These are detailed in the Unmanned Aircraft (Public Safety and Security) Act, which was passed in 2015, to better regulate the operation of drones and reduce the occurrence of accidents.
- Flying a drone within 5km of airports or military airbases, or at altitudes above 200ft (61m), without a permit;
- Using a UA for activities that are neither recreational nor research in nature without a Class 1 activity permit;
- Using a UA weighing 7kg or more (including payload) for activities that are either recreational or research in nature without a Class 1 activity permit.
Those found guilty of violating these regulations face a fine of up to $20,000 or up to 12 months in jail, or both.
Cases of air traffic being disrupted by drones
Iran: Some global airlines had to reroute flights to avoid the Iran-controlled airspace over the Strait of Hormuz and Gulf of Oman after Iran shot down a US military drone last Thursday (June 20). ST had reported that some Singapore Airlines flights will be taking a longer route to Europe to avoid the potential danger zone.
United States: Drone sightings in northern New Jersey caused plane arrivals to Newark Liberty International Airport to come to a temporary halt. Flights into the 11th-busiest US airport were briefly suspended for about an hour after two drones were spotted in a nearby regional airport in late January.

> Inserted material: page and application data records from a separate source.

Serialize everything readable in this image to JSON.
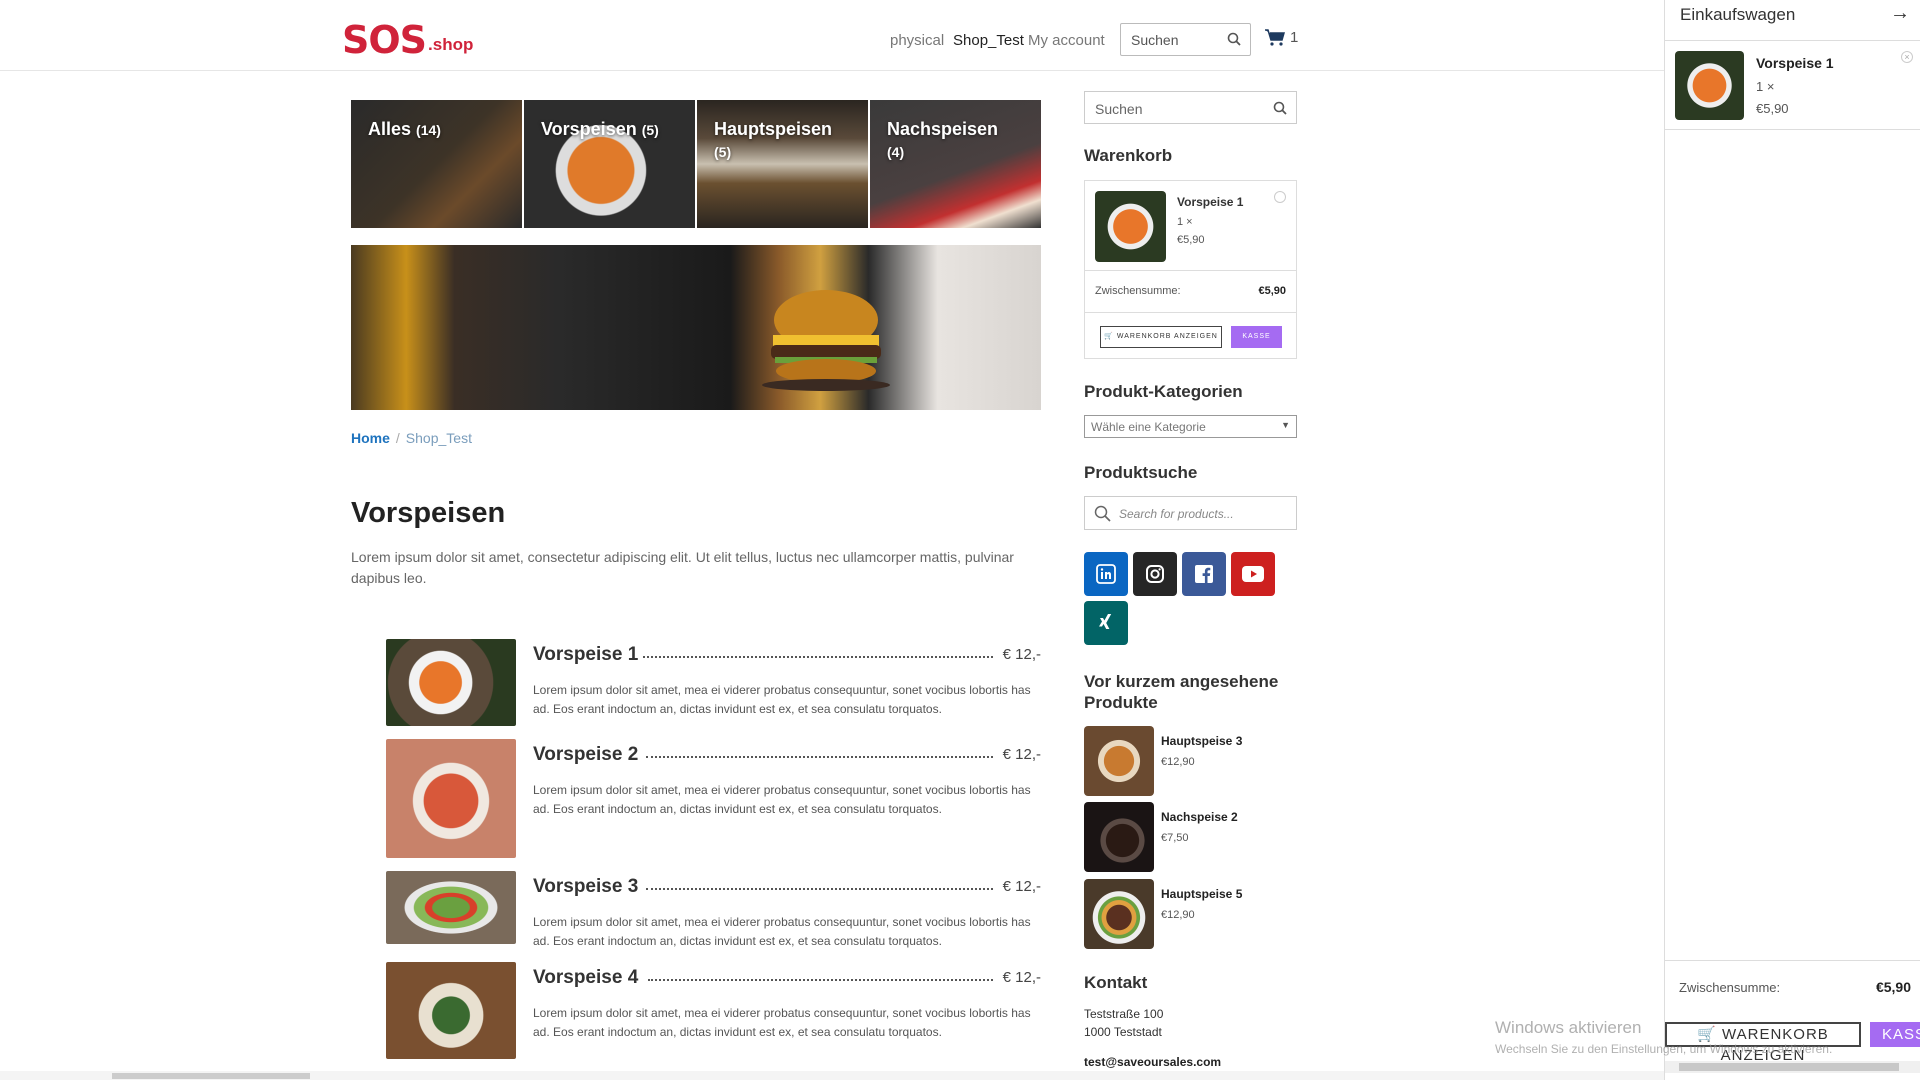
{
  "header": {
    "logo_main": "SOS",
    "logo_sub": ".shop",
    "nav": [
      "physical",
      "Shop_Test",
      "My account"
    ],
    "search_placeholder": "Suchen",
    "cart_count": "1"
  },
  "categories": [
    {
      "name": "Alles",
      "count": "(14)"
    },
    {
      "name": "Vorspeisen",
      "count": "(5)"
    },
    {
      "name": "Hauptspeisen",
      "count": "(5)"
    },
    {
      "name": "Nachspeisen",
      "count": "(4)"
    }
  ],
  "breadcrumb": {
    "home": "Home",
    "sep": "/",
    "current": "Shop_Test"
  },
  "page_title": "Vorspeisen",
  "intro": "Lorem ipsum dolor sit amet, consectetur adipiscing elit. Ut elit tellus, luctus nec ullamcorper mattis, pulvinar dapibus leo.",
  "menu": [
    {
      "title": "Vorspeise 1",
      "price": "€ 12,-",
      "desc": "Lorem ipsum dolor sit amet, mea ei viderer probatus consequuntur, sonet vocibus lobortis has ad. Eos erant indoctum an, dictas invidunt est ex, et sea consulatu torquatos."
    },
    {
      "title": "Vorspeise 2",
      "price": "€ 12,-",
      "desc": "Lorem ipsum dolor sit amet, mea ei viderer probatus consequuntur, sonet vocibus lobortis has ad. Eos erant indoctum an, dictas invidunt est ex, et sea consulatu torquatos."
    },
    {
      "title": "Vorspeise 3",
      "price": "€ 12,-",
      "desc": "Lorem ipsum dolor sit amet, mea ei viderer probatus consequuntur, sonet vocibus lobortis has ad. Eos erant indoctum an, dictas invidunt est ex, et sea consulatu torquatos."
    },
    {
      "title": "Vorspeise 4",
      "price": "€ 12,-",
      "desc": "Lorem ipsum dolor sit amet, mea ei viderer probatus consequuntur, sonet vocibus lobortis has ad. Eos erant indoctum an, dictas invidunt est ex, et sea consulatu torquatos."
    }
  ],
  "sidebar": {
    "search_placeholder": "Suchen",
    "cart_heading": "Warenkorb",
    "cart_item": {
      "name": "Vorspeise 1",
      "qty": "1 ×",
      "price": "€5,90"
    },
    "subtotal_label": "Zwischensumme:",
    "subtotal_value": "€5,90",
    "view_cart": "WARENKORB ANZEIGEN",
    "checkout": "KASSE",
    "categories_heading": "Produkt-Kategorien",
    "categories_select": "Wähle eine Kategorie",
    "product_search_heading": "Produktsuche",
    "product_search_placeholder": "Search for products...",
    "social": [
      {
        "icon": "linkedin-icon",
        "color": "#0a66c2"
      },
      {
        "icon": "instagram-icon",
        "color": "#262626"
      },
      {
        "icon": "facebook-icon",
        "color": "#3b5998"
      },
      {
        "icon": "youtube-icon",
        "color": "#cd201f"
      },
      {
        "icon": "xing-icon",
        "color": "#026466"
      }
    ],
    "recent_heading": "Vor kurzem angesehene Produkte",
    "recent": [
      {
        "name": "Hauptspeise 3",
        "price": "€12,90"
      },
      {
        "name": "Nachspeise 2",
        "price": "€7,50"
      },
      {
        "name": "Hauptspeise 5",
        "price": "€12,90"
      }
    ],
    "contact_heading": "Kontakt",
    "contact_street": "Teststraße 100",
    "contact_city": "1000 Teststadt",
    "contact_email": "test@saveoursales.com"
  },
  "drawer": {
    "title": "Einkaufswagen",
    "item": {
      "name": "Vorspeise 1",
      "qty": "1 ×",
      "price": "€5,90"
    },
    "subtotal_label": "Zwischensumme:",
    "subtotal_value": "€5,90",
    "view_cart": "WARENKORB ANZEIGEN",
    "checkout": "KASSE"
  },
  "watermark": {
    "line1": "Windows aktivieren",
    "line2": "Wechseln Sie zu den Einstellungen, um Windows zu aktivieren."
  },
  "colors": {
    "brand": "#d0233a",
    "accent": "#a56bf2",
    "link": "#1e73be"
  }
}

United Kingdom: Flights from London's busiest airport, Heathrow, were delayed for about an hour in early January after reports of a drone sighting. This took place less than a month after drones were repeatedly seen at London's second-busiest airport, Gatwick, on three consecutive days in December last year. About 1,000 flights were either cancelled or diverted, with 140,000 passengers affected.